Sunni-Shiite Tensions Impact Relations Across Mideast Region
Growing tensions between the oil-rich Sunni-ruled Arab countries and Shi'ite Iran, which is Persian and not Arab, continue to affect relationships throughout the Middle East, Reuters reports.
Following sharp criticism of Bahrain's harsh crackdown on mainly Shi'ite demonstrators last week by Iranian-proxy Hizbullah in Lebanon, the small island kingdom issues a travel advisory for its citizens instructing them not to visit Lebanon "for their own safety."
"Due to the threats and interference that Bahrain has faced from terrorist elements, it warns and advises its nationals not to travel to Lebanon because of the dangers they may face that may affect their safety, and it advises nationals in Lebanon to leave immediately," Bahrain's Foreign Ministry said in a statement.
Bahrain's national carrier also suspended flights to Lebanon, as it has done with Iran and Iraq, as an expression of displeasure over criticism of the crackdown in the tiny island kingdom.
The crackdown on anti-government protesters came after Bahrain's King Hamad bin Isa Al Khalifa declared a state of emergency and requested Saudi soldiers, attached to the Gulf Cooperative Council's Peninsula Shield force, to help in suppressing mass protests that threatened his regime.
The crackdown inspired sympathy protests in nations with Shi'ite populations, including Lebanon, where Hizbullah's leader Sayyed Hassan Nasrallah accused Arab states of what he described as hypocrisy for backing Bahrain's rulers while supporting the rebels in Libya.
Following Nasrallah's comments, Lebanese residents in Bahrain who were abroad found themselves banned from returning to the island Kingdom. The Lebanese ex-patriot community in Bahrain, who issued a statement distancing themselves from Nasrallah's position, is about 1,500 strong.
The ferocity of the crackdown, which banned protests, imposed martial law and called in forces from Bahrain's fellow Sunni-ruled neighbors, has shocked the more than 60 percent of Bahrainis who are Shi'ites, most of whom are campaigning for reforms leading to a constitutional monarchy.
However, calls by some hardliners for the overthrow Bahrain's monarch have alarmed the nation's Sunnis, who believe such a move serves Iran's revolutionary machinations in the region. For its part, Iran, which backs Shi'ite revolutionary proxies in Iraq and Lebanon, complained to the United Nations and has begun a campaign urging Saudi Arabia to withdraw its troops from Bahrain.
In response, Bahrain withdrew its senior diplomats from Tehran as a sign of protest.
Turkish Foreign Minister Ahmet Davutoglu, whose nation has become increasingly cozy with Iran in recent years, said in a joint news conference in Ankara Tuesday with Bahrain's foreign minister, said, "It is very important that the civilian population is protected and that the civilian population and security forces do not confront one another ... A sectarian clash would harm the intense process of change in the region."

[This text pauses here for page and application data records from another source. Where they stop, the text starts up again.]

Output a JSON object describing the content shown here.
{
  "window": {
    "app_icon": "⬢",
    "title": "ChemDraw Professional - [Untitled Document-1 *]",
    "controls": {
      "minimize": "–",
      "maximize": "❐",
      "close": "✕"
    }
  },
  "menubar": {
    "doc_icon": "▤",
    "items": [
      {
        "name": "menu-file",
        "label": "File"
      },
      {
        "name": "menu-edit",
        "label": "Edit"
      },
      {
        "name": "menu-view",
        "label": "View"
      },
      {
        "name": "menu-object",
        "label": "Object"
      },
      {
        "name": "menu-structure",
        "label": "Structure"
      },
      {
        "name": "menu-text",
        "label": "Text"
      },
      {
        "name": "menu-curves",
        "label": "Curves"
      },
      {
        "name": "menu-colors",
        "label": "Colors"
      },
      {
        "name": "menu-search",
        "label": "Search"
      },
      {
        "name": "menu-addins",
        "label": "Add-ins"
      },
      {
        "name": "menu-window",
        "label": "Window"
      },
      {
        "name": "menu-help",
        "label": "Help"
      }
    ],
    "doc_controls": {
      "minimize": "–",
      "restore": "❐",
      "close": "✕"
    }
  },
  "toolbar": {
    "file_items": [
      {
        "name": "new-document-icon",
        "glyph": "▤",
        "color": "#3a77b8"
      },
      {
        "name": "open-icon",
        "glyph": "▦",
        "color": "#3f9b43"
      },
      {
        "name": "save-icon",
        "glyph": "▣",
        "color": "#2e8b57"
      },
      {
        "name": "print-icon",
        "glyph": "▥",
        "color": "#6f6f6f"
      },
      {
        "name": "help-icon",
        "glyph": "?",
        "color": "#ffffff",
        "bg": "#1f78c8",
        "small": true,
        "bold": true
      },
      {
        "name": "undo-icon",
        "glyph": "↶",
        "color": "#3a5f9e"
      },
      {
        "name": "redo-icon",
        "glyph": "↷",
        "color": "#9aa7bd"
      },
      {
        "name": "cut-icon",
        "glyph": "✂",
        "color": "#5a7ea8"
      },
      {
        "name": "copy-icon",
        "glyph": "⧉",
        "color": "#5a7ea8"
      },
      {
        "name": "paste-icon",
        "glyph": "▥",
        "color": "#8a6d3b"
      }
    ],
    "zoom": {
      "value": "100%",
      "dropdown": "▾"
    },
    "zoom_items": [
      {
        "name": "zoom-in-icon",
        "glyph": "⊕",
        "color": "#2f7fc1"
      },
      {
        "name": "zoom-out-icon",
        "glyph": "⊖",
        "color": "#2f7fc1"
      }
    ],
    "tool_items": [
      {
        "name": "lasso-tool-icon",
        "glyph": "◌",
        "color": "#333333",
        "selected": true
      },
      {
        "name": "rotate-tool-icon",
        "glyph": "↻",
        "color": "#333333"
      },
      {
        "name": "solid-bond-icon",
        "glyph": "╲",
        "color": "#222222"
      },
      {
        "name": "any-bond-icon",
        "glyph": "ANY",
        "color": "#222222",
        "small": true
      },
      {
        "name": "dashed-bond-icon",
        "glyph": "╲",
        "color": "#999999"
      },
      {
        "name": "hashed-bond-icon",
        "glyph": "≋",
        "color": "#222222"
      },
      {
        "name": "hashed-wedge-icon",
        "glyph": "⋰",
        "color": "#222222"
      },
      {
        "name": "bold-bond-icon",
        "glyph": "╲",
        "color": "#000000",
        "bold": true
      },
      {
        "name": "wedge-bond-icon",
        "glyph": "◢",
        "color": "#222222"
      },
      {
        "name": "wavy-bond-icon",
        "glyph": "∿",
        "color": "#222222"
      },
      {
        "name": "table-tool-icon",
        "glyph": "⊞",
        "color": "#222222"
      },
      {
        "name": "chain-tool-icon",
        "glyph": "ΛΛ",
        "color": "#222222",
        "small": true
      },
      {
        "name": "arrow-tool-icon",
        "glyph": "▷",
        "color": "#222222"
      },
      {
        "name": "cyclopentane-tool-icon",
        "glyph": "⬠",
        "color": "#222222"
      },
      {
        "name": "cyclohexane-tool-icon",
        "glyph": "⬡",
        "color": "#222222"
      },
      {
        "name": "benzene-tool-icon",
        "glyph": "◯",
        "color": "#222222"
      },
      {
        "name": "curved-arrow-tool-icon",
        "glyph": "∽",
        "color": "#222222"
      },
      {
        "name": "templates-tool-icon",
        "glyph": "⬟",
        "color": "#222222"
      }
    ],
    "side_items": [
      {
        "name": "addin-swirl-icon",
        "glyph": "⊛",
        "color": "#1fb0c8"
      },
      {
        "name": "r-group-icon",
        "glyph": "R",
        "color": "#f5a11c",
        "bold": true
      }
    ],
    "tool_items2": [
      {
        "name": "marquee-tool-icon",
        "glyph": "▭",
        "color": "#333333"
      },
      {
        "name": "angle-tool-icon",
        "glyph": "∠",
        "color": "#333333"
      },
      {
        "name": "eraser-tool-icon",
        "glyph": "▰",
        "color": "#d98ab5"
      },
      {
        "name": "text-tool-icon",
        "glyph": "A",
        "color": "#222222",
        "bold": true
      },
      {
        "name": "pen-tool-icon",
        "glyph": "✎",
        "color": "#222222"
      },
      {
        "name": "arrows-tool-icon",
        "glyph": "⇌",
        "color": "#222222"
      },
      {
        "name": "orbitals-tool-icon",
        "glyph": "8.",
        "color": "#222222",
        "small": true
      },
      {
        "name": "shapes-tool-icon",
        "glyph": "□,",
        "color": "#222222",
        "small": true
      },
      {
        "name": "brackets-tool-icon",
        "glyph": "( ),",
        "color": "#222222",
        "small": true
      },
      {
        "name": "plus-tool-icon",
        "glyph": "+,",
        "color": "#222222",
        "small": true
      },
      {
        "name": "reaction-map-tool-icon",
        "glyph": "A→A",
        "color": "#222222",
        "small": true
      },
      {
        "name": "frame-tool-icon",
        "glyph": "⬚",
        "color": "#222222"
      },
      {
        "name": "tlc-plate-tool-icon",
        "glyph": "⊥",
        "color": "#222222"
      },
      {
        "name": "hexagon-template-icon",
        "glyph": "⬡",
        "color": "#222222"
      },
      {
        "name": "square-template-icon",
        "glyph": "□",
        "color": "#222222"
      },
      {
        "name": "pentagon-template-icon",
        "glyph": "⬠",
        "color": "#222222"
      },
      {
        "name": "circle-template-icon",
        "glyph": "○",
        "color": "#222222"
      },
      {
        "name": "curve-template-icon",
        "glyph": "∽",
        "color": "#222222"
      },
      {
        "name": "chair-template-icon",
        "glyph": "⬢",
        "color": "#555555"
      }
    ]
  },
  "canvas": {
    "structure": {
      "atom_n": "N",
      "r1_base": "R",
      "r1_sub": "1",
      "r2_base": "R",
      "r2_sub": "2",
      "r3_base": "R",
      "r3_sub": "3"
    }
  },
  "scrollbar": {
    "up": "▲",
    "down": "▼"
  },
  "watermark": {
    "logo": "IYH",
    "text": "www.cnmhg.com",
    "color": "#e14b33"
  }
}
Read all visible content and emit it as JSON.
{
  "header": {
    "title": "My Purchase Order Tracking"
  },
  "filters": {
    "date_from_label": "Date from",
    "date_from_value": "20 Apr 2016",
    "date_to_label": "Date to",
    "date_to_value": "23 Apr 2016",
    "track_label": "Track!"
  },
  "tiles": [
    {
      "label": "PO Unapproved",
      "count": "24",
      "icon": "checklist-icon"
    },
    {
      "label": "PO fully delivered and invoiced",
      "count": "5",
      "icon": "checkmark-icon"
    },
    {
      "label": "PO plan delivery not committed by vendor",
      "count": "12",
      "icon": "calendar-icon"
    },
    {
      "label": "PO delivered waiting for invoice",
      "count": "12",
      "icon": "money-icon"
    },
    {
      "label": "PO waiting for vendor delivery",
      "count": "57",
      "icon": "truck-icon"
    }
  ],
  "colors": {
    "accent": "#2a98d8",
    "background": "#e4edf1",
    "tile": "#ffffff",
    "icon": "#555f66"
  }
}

Meanwhile, Bahrain's Foreign Minister Sheikh Khaled bin Ahmed al-Khalifa said: "Foreign forces are only there to protect state organs" and would be there for a "very limited" time.
Western nations, heavily reliant on the six oil-exporting members of the GCC who control half of the world's oil reserves, have issued canned responses without taking a firm position on the crackdown in Bahrain – or the involvement of foreign troops therein.
England's David Cameron said Bahrain's approach "needs to be based on the principle of reform to address the legitimate aspirations of the people of Bahrain."